**Exercise instructions**: Where does the string "Landslide" appear? Copy every line of the entries below that holds it.

Start of Available data

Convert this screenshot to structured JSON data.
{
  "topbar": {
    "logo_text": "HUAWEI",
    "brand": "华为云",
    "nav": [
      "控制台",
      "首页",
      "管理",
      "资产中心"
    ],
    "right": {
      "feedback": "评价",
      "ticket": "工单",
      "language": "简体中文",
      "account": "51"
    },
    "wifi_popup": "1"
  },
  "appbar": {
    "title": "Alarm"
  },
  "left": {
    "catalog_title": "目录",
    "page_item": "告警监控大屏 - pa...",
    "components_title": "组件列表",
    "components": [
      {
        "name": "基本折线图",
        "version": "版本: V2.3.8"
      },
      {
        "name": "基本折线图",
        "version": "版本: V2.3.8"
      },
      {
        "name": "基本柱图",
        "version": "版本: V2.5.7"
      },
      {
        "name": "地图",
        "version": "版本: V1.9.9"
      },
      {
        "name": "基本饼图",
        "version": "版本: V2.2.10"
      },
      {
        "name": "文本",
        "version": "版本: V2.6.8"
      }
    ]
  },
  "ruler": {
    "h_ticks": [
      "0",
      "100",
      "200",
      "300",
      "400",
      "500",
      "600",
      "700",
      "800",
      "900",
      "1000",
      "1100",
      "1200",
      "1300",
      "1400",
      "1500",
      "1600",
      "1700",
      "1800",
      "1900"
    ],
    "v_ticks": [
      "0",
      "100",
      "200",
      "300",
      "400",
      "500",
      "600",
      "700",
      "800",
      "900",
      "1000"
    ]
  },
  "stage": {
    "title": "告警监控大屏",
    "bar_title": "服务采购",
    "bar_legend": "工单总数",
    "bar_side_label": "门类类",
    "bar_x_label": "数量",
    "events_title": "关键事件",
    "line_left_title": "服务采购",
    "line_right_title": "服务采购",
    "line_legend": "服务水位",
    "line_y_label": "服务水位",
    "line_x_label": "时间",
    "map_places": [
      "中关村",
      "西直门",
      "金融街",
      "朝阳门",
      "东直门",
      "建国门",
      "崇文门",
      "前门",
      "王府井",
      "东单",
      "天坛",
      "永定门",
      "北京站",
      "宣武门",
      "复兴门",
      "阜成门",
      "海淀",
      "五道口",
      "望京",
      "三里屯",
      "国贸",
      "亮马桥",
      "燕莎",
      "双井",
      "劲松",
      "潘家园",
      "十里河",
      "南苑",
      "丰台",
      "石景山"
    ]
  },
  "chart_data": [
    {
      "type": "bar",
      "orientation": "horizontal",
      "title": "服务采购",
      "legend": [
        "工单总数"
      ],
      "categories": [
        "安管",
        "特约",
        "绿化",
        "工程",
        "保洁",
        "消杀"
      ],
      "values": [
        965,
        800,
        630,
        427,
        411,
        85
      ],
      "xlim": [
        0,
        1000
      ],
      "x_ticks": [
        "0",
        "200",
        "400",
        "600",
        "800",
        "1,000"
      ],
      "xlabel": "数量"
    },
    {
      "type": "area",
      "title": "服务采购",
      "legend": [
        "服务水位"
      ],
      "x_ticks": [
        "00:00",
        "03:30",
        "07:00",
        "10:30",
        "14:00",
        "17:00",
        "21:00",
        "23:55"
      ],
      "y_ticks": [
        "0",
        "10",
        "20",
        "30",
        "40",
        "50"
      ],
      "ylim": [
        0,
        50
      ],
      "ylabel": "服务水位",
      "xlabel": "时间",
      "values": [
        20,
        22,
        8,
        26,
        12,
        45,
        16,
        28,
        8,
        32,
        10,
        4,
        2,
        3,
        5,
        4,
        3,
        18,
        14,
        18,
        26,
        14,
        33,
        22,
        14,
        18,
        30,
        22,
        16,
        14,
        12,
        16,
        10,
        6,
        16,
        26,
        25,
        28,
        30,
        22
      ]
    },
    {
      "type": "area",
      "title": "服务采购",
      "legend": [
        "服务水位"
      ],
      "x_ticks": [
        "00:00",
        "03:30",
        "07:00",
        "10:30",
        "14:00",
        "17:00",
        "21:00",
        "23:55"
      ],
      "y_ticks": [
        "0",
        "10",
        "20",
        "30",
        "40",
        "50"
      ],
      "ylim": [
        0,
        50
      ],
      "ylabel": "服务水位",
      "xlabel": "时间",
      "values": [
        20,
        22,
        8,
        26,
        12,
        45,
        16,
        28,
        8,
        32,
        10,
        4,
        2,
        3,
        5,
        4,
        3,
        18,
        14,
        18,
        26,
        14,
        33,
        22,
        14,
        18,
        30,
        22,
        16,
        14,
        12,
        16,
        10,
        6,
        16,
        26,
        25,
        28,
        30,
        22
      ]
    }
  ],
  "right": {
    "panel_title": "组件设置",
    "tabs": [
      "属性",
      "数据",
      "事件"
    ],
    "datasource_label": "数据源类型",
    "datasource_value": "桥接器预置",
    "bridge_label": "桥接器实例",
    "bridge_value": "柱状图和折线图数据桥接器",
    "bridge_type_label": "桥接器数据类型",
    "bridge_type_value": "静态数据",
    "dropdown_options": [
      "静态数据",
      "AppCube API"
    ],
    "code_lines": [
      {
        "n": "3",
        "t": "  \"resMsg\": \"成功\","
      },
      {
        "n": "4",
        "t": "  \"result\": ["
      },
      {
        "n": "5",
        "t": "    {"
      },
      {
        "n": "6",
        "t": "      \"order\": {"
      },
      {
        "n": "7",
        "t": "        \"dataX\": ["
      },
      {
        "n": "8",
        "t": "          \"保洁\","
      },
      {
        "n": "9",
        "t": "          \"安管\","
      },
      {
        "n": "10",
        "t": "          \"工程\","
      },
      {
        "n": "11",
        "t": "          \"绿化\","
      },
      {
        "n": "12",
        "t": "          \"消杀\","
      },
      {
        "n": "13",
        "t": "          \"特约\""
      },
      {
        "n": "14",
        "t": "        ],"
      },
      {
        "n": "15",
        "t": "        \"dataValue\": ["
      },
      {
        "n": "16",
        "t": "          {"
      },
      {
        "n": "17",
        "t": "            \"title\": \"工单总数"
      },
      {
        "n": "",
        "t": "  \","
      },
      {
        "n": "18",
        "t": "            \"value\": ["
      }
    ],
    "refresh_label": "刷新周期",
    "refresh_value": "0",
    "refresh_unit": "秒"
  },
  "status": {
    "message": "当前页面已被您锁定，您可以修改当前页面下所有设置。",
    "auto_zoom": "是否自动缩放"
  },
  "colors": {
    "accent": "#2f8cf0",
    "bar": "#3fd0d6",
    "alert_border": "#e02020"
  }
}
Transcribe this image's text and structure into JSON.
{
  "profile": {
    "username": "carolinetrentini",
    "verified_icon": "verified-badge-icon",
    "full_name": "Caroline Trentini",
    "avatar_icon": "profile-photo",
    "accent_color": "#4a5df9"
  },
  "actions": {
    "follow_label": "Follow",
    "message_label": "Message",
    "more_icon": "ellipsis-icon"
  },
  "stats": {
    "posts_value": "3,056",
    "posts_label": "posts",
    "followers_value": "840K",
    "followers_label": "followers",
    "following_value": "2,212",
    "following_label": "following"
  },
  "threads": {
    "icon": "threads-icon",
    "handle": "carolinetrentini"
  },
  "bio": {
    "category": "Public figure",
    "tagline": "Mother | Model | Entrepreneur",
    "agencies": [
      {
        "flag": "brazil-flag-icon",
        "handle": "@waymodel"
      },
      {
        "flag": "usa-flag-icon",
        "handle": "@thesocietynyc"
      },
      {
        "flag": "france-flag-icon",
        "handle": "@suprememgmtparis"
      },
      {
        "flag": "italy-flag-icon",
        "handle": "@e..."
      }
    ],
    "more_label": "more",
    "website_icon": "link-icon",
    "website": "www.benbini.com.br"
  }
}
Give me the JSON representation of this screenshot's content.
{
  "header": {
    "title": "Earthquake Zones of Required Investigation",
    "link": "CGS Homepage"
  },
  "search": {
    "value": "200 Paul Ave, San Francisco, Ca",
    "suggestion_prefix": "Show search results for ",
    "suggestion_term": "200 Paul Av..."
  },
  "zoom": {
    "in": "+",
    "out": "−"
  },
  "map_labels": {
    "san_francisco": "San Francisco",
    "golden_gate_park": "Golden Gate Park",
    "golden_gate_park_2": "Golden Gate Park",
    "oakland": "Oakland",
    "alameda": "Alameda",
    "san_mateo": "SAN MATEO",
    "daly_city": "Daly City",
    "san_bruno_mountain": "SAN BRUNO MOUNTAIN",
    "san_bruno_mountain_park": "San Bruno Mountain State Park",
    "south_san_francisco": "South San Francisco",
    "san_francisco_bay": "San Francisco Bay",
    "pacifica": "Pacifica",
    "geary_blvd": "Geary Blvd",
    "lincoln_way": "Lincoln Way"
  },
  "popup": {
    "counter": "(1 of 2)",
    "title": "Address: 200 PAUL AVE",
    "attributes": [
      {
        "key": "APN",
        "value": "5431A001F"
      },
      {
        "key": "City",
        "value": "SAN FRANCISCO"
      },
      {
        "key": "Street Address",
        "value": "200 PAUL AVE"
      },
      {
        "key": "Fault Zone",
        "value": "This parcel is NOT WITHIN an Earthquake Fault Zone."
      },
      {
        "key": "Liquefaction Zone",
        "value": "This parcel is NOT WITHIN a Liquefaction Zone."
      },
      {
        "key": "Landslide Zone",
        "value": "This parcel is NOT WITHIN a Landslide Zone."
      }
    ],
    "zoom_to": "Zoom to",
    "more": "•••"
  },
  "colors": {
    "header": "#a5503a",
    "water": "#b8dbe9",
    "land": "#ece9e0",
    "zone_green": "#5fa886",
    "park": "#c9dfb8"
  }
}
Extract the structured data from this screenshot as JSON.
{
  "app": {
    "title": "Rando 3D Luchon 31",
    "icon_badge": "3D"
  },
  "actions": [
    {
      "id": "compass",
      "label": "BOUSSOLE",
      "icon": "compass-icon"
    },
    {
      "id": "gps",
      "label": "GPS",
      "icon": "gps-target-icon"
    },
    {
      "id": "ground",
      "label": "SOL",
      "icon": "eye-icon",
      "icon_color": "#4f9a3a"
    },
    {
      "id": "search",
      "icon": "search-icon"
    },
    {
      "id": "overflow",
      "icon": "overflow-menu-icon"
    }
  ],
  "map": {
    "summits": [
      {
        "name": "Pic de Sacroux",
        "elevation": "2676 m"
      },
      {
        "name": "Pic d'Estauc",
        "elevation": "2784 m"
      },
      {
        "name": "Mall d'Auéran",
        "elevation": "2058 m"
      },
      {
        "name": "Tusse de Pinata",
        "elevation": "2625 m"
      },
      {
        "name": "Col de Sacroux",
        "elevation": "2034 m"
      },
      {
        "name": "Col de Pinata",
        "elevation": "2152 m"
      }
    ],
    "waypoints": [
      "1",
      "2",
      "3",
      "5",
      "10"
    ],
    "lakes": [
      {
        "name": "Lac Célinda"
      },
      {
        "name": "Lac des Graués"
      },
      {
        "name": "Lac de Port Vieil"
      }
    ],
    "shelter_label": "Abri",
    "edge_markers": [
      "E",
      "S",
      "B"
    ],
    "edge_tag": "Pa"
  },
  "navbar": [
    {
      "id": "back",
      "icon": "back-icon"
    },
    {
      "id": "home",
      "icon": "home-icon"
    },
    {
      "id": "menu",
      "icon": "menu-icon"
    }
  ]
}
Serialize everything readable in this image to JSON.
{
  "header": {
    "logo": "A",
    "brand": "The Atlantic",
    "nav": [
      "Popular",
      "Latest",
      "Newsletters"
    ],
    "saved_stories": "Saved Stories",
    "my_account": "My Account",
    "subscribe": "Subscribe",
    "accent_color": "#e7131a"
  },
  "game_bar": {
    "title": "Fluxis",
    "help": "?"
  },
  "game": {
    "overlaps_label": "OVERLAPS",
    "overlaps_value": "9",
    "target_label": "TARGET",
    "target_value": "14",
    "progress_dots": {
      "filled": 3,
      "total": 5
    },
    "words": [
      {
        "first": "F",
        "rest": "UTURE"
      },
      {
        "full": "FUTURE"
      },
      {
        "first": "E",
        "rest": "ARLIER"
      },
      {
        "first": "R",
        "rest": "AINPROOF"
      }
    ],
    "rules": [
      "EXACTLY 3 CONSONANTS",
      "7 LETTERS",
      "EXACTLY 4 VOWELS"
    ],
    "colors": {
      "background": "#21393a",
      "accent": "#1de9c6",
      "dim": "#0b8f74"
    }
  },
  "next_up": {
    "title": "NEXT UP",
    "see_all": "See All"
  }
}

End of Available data

**The completed task**:
        "key": "Landslide Zone",
        "value": "This parcel is NOT WITHIN a Landslide Zone."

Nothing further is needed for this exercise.